Another couple kept their underwater property as a rental. Both moved to another state for jobs, rented out their home and paid monthly for the difference between rent received and the mortgage payment. 401K’s and savings reserves were wiped out to cover the difference of funds needed. When they lost their final tenant, the options were to short sale or go into foreclosure, as all funds were depleted. They short sold the property.
Please allow trained HUD Counselors or PMI Underwriters to provide a certification for hardship to prove Extenuating Circumstances.
Lenders will not approve a short sale unless a hardship exists. Questioning hardship requires that borrowers must revisit a difficult time all over again. Allowing those trained with allowable criteria to determine real hardship and provide borrowers with an option to layout their story to an unbiased third party can make a difference in the growth of the housing market.
Pam Marron NMLS#246438
Florida Mortgage Broker
 Desktop Originator/Desktop Underwriter Release Notes/DU Version 9.1 August Update/June 17, 2014 https://www.fanniemae.com/content/release_notes/du-do-release-notes-08162014.pdf
 U.S. Homes Underwater Stalls at 9.1 Million in Second Quarter as Home Price Appreciation Slows in Many Marketsc.com/July 24, 2014/RealtyTrac http://www.realtytrac.com/content/foreclosure-market-report/us-q2-2014-home-equity-and-underwater-report-8118
Back to Work Program: Get Your Certificate http://backtoworkprogram.org/
The erroneous foreclosure code on past short seller credit was taken to the Consumer Financial Protection Bureau (CFPB). Senator Bill Nelson of Fl. demanded that the problem get fixed as it was affecting the state of Florida in a big way. The CFPB worked with Fannie Mae on a solution that came out on Nov. 16, 2013, but it did not work.
So, complaints started being placed with the CFPB on banks that would not change the credit code to other than a foreclosure….. and it worked!

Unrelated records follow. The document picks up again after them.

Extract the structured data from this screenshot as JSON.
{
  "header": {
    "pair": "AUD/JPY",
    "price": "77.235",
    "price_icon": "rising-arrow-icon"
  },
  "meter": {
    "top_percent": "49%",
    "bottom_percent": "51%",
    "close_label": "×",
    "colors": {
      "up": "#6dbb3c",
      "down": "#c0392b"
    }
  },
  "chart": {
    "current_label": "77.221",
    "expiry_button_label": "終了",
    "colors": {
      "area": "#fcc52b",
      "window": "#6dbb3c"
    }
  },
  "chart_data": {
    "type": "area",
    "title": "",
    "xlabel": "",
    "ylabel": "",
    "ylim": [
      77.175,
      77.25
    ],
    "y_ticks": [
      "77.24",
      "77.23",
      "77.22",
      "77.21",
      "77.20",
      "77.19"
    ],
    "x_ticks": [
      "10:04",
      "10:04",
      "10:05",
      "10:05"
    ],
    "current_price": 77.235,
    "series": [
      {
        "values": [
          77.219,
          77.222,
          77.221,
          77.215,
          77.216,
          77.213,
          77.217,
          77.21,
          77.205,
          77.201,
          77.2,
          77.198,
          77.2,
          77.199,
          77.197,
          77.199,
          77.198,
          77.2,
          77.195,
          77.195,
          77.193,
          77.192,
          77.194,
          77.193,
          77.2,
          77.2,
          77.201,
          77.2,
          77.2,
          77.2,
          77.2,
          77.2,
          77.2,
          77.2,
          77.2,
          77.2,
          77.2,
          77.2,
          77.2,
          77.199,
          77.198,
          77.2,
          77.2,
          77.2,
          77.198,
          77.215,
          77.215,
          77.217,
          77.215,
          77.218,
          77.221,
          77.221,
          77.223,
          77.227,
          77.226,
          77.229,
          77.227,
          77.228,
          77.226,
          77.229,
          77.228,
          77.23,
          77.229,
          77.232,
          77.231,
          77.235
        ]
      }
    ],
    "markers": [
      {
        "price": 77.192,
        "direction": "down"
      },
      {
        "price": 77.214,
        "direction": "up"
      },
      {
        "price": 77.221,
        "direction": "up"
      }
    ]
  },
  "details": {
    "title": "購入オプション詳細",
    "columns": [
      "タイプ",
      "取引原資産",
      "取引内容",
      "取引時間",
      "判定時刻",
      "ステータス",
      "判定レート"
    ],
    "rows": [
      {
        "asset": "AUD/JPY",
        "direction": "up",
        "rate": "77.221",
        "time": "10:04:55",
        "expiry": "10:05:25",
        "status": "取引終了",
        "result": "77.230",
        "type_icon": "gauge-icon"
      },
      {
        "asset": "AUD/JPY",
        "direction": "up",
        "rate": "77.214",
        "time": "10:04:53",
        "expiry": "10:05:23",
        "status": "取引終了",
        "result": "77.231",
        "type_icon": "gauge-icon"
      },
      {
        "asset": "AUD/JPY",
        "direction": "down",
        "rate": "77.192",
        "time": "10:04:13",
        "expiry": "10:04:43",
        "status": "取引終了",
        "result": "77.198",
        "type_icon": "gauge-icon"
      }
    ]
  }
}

It was also learned that in fact the code could be changed! On August, 16, 2014, Fannie Mae came out with a second workaround and changes have bee evident since then. The problem is still in the Freddie Mac system, but hopes are this will be corrected soon. Thank you to the Consumer Financial Protection Bureau (CFPB), Brian Webster with the CFPB, Fannie Mae, Senator Bill Nelson who got the ball rolling and pushed hard to get this problem resolved, and the National Consumer Reporting Association who took this to the CFPB in the 1st place and whose 64 members have been working diligently with mortgage consumers across the U.S.!
On May 7, 2013, Senator Bill Nelson of Florida took the problem of short seller credit being erroneously coded as a FORECLOSURE to the Senate hearing on “Credit: What Accuracy and Errors Mean to Consumers.” Senator Nelson is a true hero… and took on the problem of short sale credit erroneously coded as a foreclosure that resulted in a mortgage denial for eligible past short sellers. He demanded that the Consumer Financial Protection Bureau (CFPB) and the Federal Trade Commission (FTC) get this problem fixed in a Senate hearing on May 7, 2013. The Consumer Data Industry Association (CDIA) was also included in that hearing.